I made the mistake of mentioning my plan to paint the fireplace to Mark who was completely against this and shocked I was even considering it. Then he brought it up to my Dad who (of course) sided with Mark on this – God forbid I pain the brick!. To say the least my plan was delayed.
After a few weeks of passing by this horrible horrible room I decided I had to do something about it. So I headed to Home Depot to visit my friends in the paint department. After this trip they are no longer my friends…
The lazy, rude man at the paint counter informed me that I absolutely could not paint my fireplace and if I chose to do it anyway I would need to go to a fireplace store to get special heat resistant paint because anything they had at good old Home Depot would bubble because the fireplace gets to like 500 degrees (he said that to me, “gets to like 500 degrees”!). Don’t worry – I put him in his place and reminded him I wasn’t painting the inside, I was planning on painting the outside which would NEVER get anywhere near that hot. Then I marched down the aisle and got myself a special brick roller and a quart of paint with primer in it.

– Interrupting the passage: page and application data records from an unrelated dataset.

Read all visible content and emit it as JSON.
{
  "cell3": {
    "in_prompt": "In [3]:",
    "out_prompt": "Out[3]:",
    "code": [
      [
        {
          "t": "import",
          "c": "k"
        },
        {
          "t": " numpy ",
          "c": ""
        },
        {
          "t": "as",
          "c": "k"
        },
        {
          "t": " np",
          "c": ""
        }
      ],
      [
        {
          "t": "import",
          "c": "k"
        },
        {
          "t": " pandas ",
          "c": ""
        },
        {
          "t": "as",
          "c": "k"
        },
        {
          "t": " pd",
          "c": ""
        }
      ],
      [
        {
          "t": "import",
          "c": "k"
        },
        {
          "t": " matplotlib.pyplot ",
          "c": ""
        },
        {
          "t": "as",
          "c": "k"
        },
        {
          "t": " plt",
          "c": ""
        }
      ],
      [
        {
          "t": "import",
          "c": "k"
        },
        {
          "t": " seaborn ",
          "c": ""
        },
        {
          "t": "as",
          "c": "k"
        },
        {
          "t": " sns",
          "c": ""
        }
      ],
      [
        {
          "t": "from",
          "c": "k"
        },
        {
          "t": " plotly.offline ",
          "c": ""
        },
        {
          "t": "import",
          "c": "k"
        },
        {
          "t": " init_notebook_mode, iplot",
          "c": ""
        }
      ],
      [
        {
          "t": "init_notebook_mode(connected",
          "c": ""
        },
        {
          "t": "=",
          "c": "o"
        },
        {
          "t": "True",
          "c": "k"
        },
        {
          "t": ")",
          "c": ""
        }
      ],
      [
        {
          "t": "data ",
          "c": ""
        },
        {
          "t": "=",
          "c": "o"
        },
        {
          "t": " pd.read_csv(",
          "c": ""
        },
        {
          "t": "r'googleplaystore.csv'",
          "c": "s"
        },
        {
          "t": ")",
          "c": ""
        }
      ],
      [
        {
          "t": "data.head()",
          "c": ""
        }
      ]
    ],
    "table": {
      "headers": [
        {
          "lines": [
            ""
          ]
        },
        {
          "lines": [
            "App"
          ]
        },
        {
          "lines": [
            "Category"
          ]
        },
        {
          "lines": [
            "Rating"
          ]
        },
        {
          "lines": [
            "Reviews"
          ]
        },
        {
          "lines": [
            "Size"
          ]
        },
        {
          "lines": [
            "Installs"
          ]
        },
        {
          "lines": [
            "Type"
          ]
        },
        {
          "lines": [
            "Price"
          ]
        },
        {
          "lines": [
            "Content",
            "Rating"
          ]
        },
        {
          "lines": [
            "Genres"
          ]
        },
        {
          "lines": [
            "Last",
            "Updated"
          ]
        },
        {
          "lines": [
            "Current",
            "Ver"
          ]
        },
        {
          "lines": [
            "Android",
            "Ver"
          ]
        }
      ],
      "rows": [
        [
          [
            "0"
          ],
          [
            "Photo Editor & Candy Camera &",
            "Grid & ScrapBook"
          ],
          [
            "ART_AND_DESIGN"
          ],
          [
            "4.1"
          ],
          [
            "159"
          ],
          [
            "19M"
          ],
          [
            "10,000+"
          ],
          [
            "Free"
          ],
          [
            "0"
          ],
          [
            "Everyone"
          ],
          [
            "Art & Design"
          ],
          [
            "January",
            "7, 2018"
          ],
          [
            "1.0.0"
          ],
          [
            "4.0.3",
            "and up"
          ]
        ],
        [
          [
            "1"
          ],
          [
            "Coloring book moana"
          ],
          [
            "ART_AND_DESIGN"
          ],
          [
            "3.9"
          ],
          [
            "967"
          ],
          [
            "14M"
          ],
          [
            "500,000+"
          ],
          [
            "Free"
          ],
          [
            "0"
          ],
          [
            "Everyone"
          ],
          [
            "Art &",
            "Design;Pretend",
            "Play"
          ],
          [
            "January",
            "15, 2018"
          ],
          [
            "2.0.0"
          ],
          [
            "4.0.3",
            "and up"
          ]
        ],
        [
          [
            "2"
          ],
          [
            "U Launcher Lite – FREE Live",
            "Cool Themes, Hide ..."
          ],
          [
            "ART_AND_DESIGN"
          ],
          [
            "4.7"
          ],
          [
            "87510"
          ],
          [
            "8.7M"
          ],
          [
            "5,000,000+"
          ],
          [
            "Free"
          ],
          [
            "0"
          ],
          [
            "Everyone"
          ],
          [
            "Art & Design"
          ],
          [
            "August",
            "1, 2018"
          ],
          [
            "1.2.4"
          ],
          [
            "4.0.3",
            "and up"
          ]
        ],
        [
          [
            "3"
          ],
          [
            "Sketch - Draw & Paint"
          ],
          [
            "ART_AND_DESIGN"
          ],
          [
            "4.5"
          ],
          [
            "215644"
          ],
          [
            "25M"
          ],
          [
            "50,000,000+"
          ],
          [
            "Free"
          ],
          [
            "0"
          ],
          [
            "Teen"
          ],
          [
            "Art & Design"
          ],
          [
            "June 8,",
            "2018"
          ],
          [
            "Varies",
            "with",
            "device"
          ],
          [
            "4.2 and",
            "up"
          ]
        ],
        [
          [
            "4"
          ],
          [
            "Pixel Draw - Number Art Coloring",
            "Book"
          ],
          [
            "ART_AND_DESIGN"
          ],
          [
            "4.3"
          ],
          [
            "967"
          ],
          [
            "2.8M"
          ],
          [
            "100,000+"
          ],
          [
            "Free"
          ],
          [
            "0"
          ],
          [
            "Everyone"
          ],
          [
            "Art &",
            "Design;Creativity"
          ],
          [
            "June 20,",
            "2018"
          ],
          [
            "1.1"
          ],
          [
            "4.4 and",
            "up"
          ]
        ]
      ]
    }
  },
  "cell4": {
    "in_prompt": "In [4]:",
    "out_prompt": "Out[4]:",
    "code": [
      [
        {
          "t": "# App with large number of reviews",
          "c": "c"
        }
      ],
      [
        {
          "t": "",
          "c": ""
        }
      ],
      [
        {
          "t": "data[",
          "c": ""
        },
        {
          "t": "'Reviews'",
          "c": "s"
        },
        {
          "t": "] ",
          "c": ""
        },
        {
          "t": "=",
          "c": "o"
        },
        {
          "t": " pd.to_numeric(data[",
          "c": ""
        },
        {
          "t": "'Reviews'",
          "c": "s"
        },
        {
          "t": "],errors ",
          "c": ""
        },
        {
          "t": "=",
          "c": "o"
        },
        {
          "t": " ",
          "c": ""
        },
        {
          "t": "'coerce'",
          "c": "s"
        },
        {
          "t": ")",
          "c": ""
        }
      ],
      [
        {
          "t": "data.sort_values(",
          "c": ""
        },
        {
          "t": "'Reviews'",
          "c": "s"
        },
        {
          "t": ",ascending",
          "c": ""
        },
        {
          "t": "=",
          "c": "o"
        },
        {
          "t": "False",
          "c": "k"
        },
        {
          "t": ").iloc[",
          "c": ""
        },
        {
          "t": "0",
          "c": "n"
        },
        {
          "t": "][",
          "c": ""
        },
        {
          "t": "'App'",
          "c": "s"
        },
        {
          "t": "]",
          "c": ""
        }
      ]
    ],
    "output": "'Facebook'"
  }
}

Once I got everything cleaned, taped and ready to go I decided I needed to do something about that HORRIBLE mantle. So, in true Claire fashion, I took a hammer to it. After just a few hits of the hammer Mark came running in to see what the noise was all about. I was shocked that he wasn’t mad about my new project and he actually stepped in and finished the deconstruction of the mantle for me! We were able to pry that bottom scalloped piece off without damaging the top piece of wood. So we left the top piece of the mantle and I started painting…
And painting and painting and painting.
My tips for anyone who wants to paint a brick fireplace:
1. Buy a gallon of paint with primer in it – The brick really soaks up the paint so its going to take a lot and the paint with primer really saves you quite a bit of time. I ended up taking two more trips back to Home Depot for more paint (After the “hot fireplace” incident I really need to stop going there, it’s just so close!) because I kept buying a quart at a time.
2. Don’t waist your time with the special roller for brick, instead buy a big cheap brush – It’s really hard to get in all the crevices of the grout and the brick so I ended up using a brush and focusing on one brick at a time. I always think it is important to have a nice paint brush but in this case getting in those tiny spots is really tricky and really destroys your brush so don’t spend too much money on the brush you use for this project.
3. Plan on having this project last a full week – Trying to get good coverage gets really frustrating really fast and takes a really long time so I would recommend doing a little at a time. I ended up working on it about four hours the first day (Sunday) then about an hour or two after work each night that week.
Once all the brick was painted I decided to just go ahead and paint the mantle as well. Since we removed that HIDEOUS bottom piece we decided to get some trim for below. So, back to Home Depot (4th trip for this project alone)! Because the not so helpful staff refuses to let you use their saws we bought a piece of trim, a miter box and saw and some white nails. Then we got home to measure and make cuts. This was way more difficult than it looks and we ended up messing up the trim on our first attempt. So, you guessed it, back to home Depot (that’s 5!) for a new piece of trim. We learned from our mistakes, made the cuts, installed the trim and finished up with a couple of coats of paint.
Although this took a lot longer than expected it turned out fantastic, even Mark agrees!
I’m not sure if you can tell from the photo but there are some gaps at the top where the trim meets the brick, it’s pretty rough looking. My dad was over shortly after this photo was taken and told me that the spackle we used for patching the nail holes in the wall would fix that problem. I got out the spackle and a stool and about 10 minutes later, all better!